Tally the lines of the entries below that hold the word "price", and please give only the total.

• Study material:

┏━━

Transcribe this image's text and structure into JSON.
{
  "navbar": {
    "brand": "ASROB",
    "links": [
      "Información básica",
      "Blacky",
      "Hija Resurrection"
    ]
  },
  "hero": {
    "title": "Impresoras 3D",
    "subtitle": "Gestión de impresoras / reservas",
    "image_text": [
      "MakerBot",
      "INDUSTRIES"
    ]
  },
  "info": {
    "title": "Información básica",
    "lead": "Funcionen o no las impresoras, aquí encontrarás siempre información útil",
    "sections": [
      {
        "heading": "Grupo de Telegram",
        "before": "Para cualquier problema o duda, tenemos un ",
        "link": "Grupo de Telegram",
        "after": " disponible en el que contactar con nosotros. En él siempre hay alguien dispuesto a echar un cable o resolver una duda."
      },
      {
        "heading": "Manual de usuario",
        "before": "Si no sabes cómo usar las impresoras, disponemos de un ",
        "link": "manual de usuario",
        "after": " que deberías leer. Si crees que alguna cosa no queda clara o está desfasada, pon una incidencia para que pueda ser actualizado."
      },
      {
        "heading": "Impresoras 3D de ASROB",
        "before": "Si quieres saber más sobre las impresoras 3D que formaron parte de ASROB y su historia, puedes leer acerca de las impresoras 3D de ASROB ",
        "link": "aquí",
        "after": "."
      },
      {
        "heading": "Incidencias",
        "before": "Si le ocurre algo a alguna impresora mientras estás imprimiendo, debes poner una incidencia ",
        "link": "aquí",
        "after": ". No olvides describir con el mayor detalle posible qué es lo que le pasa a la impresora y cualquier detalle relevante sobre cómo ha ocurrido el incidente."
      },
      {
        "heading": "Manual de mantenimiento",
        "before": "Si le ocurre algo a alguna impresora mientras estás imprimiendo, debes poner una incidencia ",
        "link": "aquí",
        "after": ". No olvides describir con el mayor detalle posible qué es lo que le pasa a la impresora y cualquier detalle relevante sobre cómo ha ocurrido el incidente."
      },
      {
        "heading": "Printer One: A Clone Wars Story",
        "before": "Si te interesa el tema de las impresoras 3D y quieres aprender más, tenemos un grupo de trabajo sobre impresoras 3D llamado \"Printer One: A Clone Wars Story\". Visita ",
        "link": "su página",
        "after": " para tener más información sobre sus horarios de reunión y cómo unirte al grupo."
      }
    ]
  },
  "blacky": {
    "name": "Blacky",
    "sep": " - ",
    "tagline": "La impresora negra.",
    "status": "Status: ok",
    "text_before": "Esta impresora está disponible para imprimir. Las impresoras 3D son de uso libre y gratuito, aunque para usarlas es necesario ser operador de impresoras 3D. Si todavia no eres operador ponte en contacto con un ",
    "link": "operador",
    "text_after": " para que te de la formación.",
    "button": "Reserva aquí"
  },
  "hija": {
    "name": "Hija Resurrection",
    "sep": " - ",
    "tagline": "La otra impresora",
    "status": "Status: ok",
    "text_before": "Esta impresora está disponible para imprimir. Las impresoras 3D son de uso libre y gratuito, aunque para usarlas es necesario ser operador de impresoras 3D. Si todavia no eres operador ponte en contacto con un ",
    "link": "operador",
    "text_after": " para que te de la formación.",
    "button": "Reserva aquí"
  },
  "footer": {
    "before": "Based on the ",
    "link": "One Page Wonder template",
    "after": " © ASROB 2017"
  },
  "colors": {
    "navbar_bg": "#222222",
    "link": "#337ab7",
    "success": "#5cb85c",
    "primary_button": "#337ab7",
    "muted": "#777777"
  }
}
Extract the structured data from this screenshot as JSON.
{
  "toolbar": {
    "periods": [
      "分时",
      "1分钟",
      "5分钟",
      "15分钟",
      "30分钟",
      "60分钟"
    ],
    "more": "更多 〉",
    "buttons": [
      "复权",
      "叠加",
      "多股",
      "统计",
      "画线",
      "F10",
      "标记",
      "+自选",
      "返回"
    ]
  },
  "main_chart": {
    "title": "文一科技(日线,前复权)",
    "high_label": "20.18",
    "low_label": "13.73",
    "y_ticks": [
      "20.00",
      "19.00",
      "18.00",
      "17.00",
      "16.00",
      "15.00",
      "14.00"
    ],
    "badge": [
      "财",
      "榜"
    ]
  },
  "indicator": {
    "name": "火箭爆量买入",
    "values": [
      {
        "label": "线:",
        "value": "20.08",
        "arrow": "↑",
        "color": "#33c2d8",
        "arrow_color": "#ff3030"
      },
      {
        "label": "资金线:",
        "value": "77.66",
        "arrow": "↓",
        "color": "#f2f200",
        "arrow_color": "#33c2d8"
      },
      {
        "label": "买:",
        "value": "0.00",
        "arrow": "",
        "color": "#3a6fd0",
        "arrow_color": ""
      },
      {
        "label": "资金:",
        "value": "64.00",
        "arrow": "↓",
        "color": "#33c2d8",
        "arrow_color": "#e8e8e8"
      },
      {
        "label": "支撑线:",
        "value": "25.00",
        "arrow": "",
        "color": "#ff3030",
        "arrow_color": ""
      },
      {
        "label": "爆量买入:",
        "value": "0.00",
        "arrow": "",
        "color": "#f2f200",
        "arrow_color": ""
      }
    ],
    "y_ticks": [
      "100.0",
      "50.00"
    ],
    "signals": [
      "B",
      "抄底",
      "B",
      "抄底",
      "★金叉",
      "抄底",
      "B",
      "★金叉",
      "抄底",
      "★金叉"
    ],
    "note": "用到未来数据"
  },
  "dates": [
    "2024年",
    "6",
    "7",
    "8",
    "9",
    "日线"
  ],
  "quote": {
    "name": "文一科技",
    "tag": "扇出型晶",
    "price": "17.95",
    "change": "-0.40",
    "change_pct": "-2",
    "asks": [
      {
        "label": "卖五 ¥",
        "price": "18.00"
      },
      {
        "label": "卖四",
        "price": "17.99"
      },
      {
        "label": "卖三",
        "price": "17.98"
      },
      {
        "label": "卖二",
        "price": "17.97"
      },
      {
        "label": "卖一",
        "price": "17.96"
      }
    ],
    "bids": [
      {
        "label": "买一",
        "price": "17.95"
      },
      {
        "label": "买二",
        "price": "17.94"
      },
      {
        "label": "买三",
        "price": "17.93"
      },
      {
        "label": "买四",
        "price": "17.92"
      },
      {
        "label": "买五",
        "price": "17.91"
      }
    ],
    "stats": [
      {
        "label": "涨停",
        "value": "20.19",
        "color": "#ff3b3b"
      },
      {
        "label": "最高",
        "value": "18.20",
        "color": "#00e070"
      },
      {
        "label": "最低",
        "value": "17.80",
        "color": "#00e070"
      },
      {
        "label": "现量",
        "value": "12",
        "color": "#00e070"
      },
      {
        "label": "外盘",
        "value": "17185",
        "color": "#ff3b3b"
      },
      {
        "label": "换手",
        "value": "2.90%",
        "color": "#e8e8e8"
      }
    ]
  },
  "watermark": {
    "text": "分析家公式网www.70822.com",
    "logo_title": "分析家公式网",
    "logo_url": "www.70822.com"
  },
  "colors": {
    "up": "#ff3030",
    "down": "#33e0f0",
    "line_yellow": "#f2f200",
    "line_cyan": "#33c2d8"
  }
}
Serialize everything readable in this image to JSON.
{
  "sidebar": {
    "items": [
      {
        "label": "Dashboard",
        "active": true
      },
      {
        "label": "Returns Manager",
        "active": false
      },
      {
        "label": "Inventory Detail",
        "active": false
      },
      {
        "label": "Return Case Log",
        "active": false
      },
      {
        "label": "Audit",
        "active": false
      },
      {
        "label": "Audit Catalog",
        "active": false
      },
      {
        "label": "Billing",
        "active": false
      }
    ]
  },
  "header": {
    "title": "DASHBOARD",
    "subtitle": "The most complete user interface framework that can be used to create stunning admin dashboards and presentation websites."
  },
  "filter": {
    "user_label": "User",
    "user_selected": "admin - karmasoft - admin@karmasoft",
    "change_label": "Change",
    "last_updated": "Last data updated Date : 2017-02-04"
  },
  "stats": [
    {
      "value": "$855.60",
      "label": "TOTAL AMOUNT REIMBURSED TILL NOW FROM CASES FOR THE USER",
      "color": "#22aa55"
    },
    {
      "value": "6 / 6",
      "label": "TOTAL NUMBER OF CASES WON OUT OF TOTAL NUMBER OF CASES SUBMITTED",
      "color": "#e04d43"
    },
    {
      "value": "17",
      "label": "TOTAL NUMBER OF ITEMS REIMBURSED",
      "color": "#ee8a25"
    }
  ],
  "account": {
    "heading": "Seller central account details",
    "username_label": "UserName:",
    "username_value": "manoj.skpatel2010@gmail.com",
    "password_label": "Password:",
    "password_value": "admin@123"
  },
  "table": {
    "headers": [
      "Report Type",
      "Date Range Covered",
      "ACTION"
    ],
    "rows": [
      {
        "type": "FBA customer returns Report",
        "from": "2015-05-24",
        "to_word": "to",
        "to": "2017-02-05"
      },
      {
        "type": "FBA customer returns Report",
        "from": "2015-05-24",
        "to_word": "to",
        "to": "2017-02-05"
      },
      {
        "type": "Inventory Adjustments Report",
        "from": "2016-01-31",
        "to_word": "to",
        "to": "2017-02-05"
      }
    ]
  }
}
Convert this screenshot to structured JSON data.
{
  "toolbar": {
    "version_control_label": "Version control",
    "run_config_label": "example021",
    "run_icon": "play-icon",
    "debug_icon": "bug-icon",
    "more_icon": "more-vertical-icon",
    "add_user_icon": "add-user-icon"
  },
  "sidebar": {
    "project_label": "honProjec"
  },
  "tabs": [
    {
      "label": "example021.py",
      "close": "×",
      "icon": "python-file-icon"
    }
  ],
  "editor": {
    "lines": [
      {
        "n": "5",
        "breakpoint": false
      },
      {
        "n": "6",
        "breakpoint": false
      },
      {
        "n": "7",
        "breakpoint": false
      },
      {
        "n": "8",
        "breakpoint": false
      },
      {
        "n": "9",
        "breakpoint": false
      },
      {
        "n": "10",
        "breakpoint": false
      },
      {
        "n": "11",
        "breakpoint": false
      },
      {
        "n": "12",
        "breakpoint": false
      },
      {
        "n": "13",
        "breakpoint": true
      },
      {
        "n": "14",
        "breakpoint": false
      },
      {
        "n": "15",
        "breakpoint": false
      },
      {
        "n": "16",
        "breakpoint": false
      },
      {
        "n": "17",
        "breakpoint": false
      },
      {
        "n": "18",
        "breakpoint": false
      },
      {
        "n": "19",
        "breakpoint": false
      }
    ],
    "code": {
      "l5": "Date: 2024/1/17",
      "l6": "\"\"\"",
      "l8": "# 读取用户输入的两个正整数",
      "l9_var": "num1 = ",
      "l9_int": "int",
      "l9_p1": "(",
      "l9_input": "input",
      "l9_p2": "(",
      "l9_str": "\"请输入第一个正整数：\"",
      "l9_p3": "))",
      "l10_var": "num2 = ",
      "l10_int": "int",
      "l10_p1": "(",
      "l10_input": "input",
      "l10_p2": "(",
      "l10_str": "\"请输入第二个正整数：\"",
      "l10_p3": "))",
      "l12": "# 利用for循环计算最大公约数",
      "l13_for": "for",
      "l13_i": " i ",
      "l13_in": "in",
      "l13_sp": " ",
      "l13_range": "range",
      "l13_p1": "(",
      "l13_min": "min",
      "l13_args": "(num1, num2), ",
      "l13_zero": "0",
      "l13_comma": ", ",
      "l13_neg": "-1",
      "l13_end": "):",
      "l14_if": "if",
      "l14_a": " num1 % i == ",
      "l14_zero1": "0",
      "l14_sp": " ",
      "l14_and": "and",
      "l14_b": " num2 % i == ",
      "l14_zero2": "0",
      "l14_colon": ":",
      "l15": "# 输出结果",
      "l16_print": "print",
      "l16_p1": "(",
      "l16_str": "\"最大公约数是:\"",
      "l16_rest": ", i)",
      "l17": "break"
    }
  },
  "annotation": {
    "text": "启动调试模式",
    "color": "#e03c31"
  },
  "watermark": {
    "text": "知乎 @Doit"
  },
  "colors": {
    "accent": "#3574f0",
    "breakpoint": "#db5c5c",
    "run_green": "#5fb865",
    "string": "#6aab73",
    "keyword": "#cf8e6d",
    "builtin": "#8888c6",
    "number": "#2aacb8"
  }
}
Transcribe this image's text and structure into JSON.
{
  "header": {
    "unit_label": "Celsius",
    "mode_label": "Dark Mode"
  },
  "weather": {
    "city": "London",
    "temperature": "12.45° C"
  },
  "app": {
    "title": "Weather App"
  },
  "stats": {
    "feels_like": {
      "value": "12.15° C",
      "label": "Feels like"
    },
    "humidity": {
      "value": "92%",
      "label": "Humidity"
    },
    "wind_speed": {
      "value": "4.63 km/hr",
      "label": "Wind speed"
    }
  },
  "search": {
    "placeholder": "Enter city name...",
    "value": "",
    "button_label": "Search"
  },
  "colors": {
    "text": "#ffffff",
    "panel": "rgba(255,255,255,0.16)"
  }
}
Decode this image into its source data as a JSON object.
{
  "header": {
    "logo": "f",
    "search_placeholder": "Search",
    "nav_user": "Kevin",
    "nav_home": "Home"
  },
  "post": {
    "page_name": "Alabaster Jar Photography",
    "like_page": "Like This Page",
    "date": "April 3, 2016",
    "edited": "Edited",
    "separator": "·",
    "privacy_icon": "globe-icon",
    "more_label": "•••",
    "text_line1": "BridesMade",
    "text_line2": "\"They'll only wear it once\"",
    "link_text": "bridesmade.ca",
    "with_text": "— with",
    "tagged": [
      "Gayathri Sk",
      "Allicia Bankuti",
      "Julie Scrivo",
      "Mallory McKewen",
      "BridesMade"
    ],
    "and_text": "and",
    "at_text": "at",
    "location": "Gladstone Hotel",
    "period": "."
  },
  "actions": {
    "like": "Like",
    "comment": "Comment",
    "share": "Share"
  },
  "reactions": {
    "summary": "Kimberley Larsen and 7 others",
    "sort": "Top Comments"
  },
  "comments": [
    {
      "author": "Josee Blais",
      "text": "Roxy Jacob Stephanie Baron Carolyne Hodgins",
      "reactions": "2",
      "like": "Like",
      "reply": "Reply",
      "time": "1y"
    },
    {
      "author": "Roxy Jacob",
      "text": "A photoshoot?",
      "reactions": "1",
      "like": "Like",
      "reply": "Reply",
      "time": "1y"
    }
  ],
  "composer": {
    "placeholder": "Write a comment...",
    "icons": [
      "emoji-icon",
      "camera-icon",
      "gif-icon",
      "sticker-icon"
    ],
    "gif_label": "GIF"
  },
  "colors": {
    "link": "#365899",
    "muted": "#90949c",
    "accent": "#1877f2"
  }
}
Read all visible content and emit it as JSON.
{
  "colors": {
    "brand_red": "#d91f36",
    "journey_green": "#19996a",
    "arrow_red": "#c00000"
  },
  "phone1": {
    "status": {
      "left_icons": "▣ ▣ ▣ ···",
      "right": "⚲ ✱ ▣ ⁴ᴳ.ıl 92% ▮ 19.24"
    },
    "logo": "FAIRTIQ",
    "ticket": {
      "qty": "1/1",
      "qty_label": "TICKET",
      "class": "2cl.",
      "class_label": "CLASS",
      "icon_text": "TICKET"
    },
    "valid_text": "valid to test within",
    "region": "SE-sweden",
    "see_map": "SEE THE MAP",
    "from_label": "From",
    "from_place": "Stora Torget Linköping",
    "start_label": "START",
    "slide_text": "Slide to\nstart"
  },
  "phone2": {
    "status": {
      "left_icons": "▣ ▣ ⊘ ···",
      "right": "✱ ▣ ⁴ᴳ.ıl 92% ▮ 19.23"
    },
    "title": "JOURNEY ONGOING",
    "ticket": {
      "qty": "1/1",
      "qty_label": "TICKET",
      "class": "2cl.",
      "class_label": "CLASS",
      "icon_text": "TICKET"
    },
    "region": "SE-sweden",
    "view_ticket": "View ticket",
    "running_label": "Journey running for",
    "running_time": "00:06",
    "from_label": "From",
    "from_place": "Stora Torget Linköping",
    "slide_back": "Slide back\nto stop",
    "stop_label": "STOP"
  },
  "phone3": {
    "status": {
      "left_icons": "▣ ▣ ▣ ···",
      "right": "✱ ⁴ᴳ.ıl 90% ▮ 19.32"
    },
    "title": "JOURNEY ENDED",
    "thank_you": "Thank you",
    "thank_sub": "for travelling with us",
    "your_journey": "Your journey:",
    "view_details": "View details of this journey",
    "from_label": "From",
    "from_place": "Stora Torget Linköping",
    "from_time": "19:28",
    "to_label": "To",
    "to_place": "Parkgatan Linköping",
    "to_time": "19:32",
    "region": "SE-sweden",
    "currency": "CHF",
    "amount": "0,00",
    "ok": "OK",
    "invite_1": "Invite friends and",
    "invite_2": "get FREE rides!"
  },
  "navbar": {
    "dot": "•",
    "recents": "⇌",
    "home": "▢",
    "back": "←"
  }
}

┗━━

• Answer below: 11